Some of the earliest implications of this lending extravaganza ironically surfaced in the UK when that bastion of cool-headedness HSBC, was forced to admit it would take a $1.8bn hit for bad loans issued by its subprime subsidiary HSBC Finance (formerly Household International). And closer to home far less scrupulous lenders than HSBC began to admit to the scale of the problem, with the outright closure of some entities (Ownit, Sebring) and the collapse in the valuations of the likes of the aforementioned New Century. These lenders rely upon so-called 'warehousing' to finance loans between the date they are originated and the date they are securitised (ie. sold on). As their problems came to light, the warehouse financing option was simply removed and their business models collapsed. Even the world's bulge-bracket banks are under scrutiny by investors as they scramble to unravel where the exposure to this lending spree really lies.
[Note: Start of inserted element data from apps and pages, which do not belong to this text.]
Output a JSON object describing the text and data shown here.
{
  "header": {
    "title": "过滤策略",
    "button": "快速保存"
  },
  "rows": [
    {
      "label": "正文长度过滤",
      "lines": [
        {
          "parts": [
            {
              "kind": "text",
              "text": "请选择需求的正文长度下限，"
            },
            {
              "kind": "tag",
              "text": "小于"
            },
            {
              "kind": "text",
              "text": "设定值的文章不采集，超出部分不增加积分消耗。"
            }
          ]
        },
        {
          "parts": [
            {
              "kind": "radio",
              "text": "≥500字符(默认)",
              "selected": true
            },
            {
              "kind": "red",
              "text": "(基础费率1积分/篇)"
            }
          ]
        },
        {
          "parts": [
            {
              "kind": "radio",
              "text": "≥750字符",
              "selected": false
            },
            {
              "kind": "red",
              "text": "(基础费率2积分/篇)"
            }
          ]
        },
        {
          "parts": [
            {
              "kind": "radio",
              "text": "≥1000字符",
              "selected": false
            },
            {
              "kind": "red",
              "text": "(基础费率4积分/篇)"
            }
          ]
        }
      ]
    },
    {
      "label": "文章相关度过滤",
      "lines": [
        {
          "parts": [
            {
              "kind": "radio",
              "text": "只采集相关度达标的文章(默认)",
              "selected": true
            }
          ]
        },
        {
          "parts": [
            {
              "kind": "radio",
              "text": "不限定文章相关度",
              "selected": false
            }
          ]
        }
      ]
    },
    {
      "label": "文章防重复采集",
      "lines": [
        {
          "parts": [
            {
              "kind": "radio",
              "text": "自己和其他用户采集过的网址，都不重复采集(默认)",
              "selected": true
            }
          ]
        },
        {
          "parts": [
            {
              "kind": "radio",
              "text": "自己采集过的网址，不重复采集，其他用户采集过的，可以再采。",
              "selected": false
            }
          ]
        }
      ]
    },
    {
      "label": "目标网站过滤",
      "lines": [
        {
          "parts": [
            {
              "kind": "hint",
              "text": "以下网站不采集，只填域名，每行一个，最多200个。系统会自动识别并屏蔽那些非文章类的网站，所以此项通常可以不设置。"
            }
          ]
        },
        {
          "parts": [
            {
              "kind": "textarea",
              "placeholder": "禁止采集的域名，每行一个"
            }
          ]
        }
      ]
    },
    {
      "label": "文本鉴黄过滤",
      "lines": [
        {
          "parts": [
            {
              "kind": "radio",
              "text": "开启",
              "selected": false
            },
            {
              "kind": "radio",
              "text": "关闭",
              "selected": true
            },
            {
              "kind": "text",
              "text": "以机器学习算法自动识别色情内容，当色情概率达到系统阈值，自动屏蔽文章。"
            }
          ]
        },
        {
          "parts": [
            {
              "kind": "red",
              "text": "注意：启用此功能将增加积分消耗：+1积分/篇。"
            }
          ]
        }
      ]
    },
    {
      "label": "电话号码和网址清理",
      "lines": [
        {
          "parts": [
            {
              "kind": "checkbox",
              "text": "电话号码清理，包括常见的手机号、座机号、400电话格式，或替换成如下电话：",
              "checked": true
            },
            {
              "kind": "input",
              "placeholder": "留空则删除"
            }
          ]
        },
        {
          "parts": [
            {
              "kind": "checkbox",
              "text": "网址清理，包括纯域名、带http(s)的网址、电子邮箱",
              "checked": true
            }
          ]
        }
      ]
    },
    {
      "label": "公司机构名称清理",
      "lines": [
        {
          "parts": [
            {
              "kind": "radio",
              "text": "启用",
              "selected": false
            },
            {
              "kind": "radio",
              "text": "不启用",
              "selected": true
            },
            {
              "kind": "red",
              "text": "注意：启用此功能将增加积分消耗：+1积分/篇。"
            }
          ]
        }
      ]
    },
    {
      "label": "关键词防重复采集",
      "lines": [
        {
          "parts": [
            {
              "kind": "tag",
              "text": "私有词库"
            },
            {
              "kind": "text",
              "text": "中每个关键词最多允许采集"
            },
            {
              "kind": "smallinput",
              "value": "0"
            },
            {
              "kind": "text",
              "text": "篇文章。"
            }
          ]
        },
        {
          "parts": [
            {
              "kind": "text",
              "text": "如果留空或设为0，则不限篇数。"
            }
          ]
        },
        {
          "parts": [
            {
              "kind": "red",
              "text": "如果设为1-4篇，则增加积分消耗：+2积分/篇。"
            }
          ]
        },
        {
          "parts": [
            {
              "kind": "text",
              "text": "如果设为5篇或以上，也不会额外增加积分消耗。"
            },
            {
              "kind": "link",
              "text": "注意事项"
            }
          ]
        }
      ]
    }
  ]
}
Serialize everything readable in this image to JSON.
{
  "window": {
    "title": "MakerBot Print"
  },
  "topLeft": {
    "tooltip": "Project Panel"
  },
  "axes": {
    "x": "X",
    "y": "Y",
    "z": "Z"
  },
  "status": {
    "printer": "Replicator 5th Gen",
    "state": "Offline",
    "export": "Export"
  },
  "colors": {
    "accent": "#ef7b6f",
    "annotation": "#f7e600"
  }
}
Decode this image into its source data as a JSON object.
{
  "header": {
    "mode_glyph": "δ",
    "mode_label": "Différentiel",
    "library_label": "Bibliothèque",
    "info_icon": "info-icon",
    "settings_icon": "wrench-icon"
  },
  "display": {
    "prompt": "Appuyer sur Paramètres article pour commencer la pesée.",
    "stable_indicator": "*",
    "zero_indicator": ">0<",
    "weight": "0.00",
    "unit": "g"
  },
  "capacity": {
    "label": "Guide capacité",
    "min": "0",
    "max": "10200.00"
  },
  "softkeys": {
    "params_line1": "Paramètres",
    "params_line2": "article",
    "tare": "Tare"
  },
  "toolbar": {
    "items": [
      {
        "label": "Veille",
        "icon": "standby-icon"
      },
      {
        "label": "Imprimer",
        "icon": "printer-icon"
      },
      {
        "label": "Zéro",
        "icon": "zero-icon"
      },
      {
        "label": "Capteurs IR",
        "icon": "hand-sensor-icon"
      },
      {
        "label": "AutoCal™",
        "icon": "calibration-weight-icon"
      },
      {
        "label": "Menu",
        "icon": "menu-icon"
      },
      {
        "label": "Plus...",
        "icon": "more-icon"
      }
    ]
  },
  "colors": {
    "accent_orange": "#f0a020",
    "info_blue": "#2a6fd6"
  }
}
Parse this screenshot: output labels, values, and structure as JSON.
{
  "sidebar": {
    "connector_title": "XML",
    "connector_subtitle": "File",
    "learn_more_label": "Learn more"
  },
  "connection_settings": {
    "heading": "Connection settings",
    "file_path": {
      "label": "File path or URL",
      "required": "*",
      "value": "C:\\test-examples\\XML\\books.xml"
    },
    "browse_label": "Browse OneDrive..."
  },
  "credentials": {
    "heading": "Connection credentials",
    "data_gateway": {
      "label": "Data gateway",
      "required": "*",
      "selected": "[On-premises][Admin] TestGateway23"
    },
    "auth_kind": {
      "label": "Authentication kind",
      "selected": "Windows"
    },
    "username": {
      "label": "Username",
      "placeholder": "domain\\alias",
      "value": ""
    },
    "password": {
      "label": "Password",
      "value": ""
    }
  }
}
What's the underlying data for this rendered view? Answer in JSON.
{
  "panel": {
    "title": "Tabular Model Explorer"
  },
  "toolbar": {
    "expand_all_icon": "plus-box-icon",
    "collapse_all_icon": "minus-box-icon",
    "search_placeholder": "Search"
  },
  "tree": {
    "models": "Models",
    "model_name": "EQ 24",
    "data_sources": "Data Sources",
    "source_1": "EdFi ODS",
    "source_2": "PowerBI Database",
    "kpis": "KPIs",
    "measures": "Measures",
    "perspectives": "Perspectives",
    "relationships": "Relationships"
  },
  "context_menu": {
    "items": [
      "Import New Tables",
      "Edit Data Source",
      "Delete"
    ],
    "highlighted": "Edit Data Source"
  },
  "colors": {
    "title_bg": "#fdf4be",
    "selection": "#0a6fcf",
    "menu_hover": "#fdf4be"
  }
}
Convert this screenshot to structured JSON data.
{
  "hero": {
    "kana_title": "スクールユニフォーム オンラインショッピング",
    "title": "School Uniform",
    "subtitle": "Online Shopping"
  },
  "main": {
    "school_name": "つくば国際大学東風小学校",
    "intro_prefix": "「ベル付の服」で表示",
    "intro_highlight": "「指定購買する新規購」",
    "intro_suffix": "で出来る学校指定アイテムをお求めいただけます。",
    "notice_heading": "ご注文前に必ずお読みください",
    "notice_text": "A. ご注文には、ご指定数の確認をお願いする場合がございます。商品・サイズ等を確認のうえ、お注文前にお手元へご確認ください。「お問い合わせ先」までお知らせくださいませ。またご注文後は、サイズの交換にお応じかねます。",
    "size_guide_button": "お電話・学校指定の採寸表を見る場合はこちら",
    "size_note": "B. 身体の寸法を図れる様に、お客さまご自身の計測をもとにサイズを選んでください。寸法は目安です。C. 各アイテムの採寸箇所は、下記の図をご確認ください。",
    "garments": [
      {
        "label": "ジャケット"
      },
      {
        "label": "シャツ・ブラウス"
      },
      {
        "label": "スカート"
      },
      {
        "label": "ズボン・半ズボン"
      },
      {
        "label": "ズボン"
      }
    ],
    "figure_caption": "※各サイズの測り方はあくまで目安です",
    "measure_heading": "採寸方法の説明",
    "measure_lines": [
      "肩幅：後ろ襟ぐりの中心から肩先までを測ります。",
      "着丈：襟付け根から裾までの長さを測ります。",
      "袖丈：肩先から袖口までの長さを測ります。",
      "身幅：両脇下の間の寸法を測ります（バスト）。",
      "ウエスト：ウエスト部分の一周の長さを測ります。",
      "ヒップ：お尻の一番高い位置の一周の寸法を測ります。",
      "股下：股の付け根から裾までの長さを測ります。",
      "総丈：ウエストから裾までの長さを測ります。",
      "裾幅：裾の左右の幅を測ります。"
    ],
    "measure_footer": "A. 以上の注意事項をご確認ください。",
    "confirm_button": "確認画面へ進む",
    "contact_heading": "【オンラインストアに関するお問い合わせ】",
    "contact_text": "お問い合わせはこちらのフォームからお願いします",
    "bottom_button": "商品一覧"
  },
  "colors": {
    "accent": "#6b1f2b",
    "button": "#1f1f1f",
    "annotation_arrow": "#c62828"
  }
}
Estimates of the eventual losses to be sustained vary. Currently approximately 13% of all subprime loans are 'delinquent' (at least 60 days behind with payments) and in the absence of a sudden rebound in house prices, it is reasonable to expect the vast majority to proceed to outright default and foreclosure as the date of the 2 or 3-year 'payment shock' looms. Assuming a total subprime market of $1trillion, and assuming approximately 65% recovery (the firesale proceeds when the lenders reclaim the properties), then it is likely that total losses will be at least $85billion. This is six times greater than the profits earned in 2006 by perhaps the world's premier investment bank, Goldman Sachs and is likely to be the first genuine test for the world's financial system since the Russian default and LTCM crisis of 1998. Meanwhile the number of families likely to be turfed out of homes that they should never have been permitted to buy in the first place, might reasonably be estimated to be at least 500,000 (assuming an average property value of $250,000).
The ultimate responsibility for the subprime scandal lies in several places, but it ought to be seen in the context of the same global liquidity explosion that helps to explain everything from the extreme values of modern art and high-end real estate, to the fundamental undervaluation of the Japanese Yen. At some level, the homeowners themselves ought to have remembered the concept of 'caveat emptor' ('buyer beware') since many seem to have done less research into their home purchase, than they did for the furniture and appliances that went into it.
The concern however is that it seems that no-one ultimately seems to know where the financial buck actually stops. Who is on the hook for $85billion? The regulators will hope the risk is sufficiently diversified to ensure the damage is restricted to 'wounding by a thousand cuts' rather than likely to cause to a localised blow-up. Few of us will lose sleep if governments in Asia and the Middle East take the brunt of the losses, but you can also rest assured that there are millions of pensioners and insurance policy holders worldwide (including the UK) blissfully unaware that their 'fiduciaries' saw fit to invest in subprime mortgages.
And when the losses have been digested, lessons learned and some fraudulent practioners are doing porridge, the next wave of business school undergraduates will learn about the wonders of securitisation and the damage it caused, before they are let loose on the same global banks that invented it in the first place. And perhaps the brighest in the class will be able to explain how on earth a pool of low-grade subprime mortgages issued to homeowners with no money down and no proof of income could, thanks to Wall St wizardry, be sliced and diced such that fully 75-80% of it was awarded bullet-proof AAA credit ratings, when infact the underlying creditworthiness was, in short, absolute crap.